Assignment
Each line in the records below that has the word "линии" should be copied.

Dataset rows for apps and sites
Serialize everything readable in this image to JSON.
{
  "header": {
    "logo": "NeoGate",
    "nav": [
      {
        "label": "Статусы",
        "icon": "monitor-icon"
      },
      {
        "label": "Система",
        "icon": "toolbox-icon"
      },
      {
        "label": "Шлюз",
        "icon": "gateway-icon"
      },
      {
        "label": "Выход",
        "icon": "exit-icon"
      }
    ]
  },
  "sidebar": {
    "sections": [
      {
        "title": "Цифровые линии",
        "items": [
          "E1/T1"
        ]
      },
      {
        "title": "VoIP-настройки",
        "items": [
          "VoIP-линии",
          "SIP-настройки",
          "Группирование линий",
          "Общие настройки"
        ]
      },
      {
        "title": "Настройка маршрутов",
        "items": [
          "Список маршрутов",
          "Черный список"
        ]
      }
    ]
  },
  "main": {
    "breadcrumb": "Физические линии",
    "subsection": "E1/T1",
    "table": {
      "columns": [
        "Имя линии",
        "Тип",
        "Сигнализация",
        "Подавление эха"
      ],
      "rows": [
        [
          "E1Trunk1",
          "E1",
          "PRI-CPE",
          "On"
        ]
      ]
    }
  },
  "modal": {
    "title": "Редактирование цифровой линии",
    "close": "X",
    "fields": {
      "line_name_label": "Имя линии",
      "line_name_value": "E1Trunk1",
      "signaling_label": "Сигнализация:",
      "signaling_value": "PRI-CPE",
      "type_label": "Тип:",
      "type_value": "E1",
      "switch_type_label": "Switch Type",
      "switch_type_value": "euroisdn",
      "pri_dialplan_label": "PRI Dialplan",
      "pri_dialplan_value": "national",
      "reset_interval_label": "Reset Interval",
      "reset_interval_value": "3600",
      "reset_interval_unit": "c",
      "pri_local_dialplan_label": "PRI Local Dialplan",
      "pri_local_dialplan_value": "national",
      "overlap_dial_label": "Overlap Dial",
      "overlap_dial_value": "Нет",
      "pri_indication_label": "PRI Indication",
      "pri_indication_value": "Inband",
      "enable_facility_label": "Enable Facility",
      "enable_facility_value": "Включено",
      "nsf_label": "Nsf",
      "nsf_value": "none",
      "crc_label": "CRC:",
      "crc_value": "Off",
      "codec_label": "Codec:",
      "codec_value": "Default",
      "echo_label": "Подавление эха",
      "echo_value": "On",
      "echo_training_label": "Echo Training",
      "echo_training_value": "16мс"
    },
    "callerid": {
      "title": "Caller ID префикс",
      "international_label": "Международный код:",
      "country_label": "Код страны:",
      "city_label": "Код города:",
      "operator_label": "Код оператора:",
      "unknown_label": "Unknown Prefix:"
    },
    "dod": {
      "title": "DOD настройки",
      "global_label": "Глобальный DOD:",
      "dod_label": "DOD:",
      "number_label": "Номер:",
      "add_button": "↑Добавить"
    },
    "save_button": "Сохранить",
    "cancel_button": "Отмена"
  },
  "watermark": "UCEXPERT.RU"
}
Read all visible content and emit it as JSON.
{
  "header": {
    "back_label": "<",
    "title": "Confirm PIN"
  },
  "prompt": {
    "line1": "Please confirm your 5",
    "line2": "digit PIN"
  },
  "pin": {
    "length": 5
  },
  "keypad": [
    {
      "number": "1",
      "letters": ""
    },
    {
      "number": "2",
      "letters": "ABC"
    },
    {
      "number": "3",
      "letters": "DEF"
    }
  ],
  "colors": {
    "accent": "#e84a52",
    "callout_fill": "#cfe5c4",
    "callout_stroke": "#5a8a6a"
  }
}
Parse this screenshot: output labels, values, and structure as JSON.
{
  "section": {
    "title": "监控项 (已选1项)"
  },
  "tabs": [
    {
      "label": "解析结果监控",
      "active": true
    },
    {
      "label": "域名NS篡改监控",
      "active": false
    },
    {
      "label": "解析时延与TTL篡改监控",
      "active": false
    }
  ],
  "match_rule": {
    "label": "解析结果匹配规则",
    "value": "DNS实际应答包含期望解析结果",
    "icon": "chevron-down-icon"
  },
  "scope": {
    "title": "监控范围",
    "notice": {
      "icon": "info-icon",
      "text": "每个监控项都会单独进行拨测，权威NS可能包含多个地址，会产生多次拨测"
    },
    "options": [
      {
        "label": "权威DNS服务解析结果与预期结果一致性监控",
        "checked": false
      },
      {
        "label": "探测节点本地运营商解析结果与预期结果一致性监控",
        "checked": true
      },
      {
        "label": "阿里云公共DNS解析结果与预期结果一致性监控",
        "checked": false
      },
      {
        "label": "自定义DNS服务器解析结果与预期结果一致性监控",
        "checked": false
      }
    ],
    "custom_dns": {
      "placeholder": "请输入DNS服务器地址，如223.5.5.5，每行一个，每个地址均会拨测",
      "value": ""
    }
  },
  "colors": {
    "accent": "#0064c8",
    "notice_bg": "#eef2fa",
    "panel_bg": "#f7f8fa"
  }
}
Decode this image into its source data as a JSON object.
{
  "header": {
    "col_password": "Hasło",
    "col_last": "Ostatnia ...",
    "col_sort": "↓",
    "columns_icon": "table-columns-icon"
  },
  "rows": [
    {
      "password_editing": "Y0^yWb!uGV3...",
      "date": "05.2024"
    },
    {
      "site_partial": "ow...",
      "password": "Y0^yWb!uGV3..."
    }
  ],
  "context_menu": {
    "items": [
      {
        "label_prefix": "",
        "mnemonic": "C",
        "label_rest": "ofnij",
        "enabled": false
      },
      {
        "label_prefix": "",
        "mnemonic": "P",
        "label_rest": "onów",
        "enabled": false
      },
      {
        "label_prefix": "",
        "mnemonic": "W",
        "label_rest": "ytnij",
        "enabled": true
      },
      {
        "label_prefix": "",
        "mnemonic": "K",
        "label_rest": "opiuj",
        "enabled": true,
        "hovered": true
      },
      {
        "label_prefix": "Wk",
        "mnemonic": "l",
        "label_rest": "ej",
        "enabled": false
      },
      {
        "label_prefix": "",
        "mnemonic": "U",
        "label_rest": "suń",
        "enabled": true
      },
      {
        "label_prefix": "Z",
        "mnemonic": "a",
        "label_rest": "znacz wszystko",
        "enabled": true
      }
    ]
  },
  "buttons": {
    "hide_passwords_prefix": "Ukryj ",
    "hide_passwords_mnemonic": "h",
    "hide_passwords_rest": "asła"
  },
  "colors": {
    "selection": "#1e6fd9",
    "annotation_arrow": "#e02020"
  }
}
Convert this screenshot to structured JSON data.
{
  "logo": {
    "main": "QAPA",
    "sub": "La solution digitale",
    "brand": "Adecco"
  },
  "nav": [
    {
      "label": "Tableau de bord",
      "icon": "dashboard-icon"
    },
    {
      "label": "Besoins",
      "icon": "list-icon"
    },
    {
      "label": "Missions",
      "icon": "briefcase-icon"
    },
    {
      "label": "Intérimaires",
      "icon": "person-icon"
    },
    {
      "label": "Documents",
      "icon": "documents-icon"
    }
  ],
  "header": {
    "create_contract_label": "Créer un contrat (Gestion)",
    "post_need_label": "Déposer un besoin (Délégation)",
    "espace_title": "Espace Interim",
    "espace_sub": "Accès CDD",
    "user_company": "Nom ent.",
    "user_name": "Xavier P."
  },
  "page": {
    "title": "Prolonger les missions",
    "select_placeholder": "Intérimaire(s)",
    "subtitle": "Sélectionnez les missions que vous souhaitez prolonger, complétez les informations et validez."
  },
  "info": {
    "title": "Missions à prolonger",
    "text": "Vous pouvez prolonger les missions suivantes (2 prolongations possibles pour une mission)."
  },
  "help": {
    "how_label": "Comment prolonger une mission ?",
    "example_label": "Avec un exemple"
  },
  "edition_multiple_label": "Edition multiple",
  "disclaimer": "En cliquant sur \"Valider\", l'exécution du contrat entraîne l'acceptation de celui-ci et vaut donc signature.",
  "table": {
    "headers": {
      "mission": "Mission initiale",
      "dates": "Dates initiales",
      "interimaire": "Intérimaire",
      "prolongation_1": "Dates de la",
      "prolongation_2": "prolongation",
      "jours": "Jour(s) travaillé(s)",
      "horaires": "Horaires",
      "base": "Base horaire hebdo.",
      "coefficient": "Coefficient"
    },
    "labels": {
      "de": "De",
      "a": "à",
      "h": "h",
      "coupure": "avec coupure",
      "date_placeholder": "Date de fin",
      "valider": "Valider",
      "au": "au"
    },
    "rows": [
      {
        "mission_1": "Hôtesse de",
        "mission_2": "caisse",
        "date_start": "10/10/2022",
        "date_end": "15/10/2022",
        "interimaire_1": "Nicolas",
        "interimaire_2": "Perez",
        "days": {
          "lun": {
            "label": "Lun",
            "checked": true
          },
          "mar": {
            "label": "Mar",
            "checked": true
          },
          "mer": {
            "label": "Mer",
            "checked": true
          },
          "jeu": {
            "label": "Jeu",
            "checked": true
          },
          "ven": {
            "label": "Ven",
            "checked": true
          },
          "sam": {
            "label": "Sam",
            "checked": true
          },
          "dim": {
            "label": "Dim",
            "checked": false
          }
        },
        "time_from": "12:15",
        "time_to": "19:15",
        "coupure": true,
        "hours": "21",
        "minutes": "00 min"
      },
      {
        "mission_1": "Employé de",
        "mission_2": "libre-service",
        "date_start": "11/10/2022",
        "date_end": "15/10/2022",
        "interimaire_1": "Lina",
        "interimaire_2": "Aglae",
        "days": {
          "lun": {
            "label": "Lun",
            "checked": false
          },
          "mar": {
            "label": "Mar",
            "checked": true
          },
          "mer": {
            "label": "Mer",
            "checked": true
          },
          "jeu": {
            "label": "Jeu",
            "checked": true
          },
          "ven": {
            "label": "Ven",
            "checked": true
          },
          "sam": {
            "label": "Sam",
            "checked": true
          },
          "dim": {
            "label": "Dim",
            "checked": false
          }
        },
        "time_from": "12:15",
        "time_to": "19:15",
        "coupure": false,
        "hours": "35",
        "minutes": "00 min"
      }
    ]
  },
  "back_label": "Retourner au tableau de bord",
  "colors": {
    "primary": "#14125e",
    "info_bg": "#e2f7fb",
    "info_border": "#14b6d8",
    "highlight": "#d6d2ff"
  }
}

Task output
        "title": "Цифровые линии",
          "VoIP-линии",
    "breadcrumb": "Физические линии",
        "Имя линии",
    "title": "Редактирование цифровой линии",
      "line_name_label": "Имя линии",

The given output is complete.